An autistic teenager in Temecula, California, was caught up in an undercover drug sting in August 2012. Jesse Snodgrass, new to high school and looking to make friends, unwittingly befriended an undercover police officer who relentlessly pressured him to buy pot.
Rolling Stone features Jesse’s story in its February 26, 2014 issue, but Reason TV had it first.
Check out Reason TV’s documentary on Jesse, orginally posted on October 9, 2013. Full Reason text after the jump.
“We felt like our family was totally violated by the sheriff’s department and the school district,” said Doug and Catherine Snodgrass of Temecula, California. Last December, their 17-year-old autistic son was arrested after twice buying marijuana from an undercover Riverside county police officer at his high school.
The undercover operation, titled “Operation Glass House,” spanned a few months and included undercover officers in three area high schools: Chaparral, Temecula Valley, and Rancho Vista Continuation. The officers posed as regular high school students and would ask other students for drugs. Twenty-two students were arrested—the majority of them are reported to be special needs students like the Snodgrass’ son. Their son, who wished to remain unnamed, is noticeably handicapped and has been diagnosed with autism as well as bipolar disorder, Tourettes, and several anxiety disorders.
“Everyday is a challenge for him,” says his father.
Their son’s list of disabilities have many in the community wondering why he was targeted in this undercover drug operation.
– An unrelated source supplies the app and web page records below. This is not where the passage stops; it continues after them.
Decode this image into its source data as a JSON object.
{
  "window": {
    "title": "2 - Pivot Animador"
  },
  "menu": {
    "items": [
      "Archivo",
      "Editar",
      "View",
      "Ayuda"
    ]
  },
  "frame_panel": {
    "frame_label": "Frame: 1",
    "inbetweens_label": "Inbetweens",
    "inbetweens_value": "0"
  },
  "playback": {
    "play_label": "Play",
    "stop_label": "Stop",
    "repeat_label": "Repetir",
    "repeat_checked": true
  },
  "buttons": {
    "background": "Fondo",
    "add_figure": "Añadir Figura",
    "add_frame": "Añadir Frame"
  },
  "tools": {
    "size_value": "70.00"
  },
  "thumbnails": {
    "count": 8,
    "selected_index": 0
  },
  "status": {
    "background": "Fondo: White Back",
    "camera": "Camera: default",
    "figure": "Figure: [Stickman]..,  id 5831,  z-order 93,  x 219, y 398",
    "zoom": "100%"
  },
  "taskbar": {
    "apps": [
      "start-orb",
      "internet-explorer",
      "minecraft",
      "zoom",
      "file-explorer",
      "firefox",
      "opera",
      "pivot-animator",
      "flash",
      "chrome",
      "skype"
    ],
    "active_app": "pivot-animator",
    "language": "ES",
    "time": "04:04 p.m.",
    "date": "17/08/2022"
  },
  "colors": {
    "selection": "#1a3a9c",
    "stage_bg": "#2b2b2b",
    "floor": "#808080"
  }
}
The ordeal began on the first day of school last fall. The family had just moved to a new neighborhood and their son began his senior year at a new school, Chaparral High, in the Temecula Valley Unified School District. Their son rarely socialized, so his mom was thrilled when he announced that he had made a new friend in art class on the first day of school.
“We were so excited. I told him he should ask his friend to come over for pizza and play video games,” says Catherine Snodgrass, “but his new friend always had an excuse.”
His new friend, who went under the name of Daniel Briggs, was known as “Deputy Dan” to many students because it was so apparent to them that he was an undercover officer. However, to their son, whose disabilities make it hard for him to gauge social cues, Dan was his only real friend.
Dan reportedly sent 60 text messages to their son begging for drugs. According to his parents, the pressure to buy drugs was too much for the autistic teen who began physically harming himself.
The Snodgrass’ son finally agreed to buy Dan the pot. Dan gave him $20 and it took him three weeks to buy a half joint of pot off a homeless man downtown. This happened twice. When Dan asked a third time, their son refused and Dan cut off all communication.
“Our son was pretty broken up about that and he was back to having zero friends,” says Doug Snodgrass.
On December 11, 2012, armed police officers walked into their son’s classroom and arrested him in front of his peers. He was taken to the juvenile detention center, along with the 21 other arrestees, where he was kept for 48 hours. First hand reports claim that the juvenile center was caught off guard by the large number of arrests and that some youths had to sleep on the floor, using toilet paper as pillows.
Their son was also expelled from high school.
The Snodgrass’ hired a private attorney and took their case to court. In January, their son was found not guilty due to extenuating circumstances. The judge had him undergo informal probation and perform 20 hours of community service.
In March, an administrative judge ordered their son to be reinstated into school stating that the district had left their son “anxious and alone” to defend for himself against an undercover police officer.
The school district is currently appealing this judge’s ruling, stating that their son was cognitive enough to know right from wrong. The school district has a “zero tolerance” policy when it comes to drugs.
The Snodgrass’ son was unable to graduate with his class last spring but is expected to graduate in December 2013. By the time the school district’s appeal goes through, their son would have already graduated. The Snodgrass’ say this is a waste of taxpayer money. The Temecula Valley Unified School District declined to comment.
The family is suing the school district for unspecified damages. The lawsuit will be filed on October 30, 2013.
“This has been devastating to our family. It’s a real drain on our resources emotionally, financially, physically,” says Doug Snodgrass. “It’s exhausting, but when your child gets harmed like this, you really don’t think twice about it. It’s not a matter of getting even. He is messed up by this and what happened is wrong. We feel an obligation to restore him in every way possible.”
Their son was the only arrestee to be reinstated in school, largely thanks to his parents’ perseverance and their financial ability to take their fight to court. The other special needs students arrested remained expelled and at least one served a year in jail.
Doug and Catherine’s son is currently being treated for post-traumatic stress disorder brought on by the ordeal. The Snodgrass’ have set up a fundraising campaign for their legal expenses.
The Riverside County Sheriff’s department and Special Investigations Bureau did not return several requests for an interview. The Riverside District Attorney’s office declined to comment.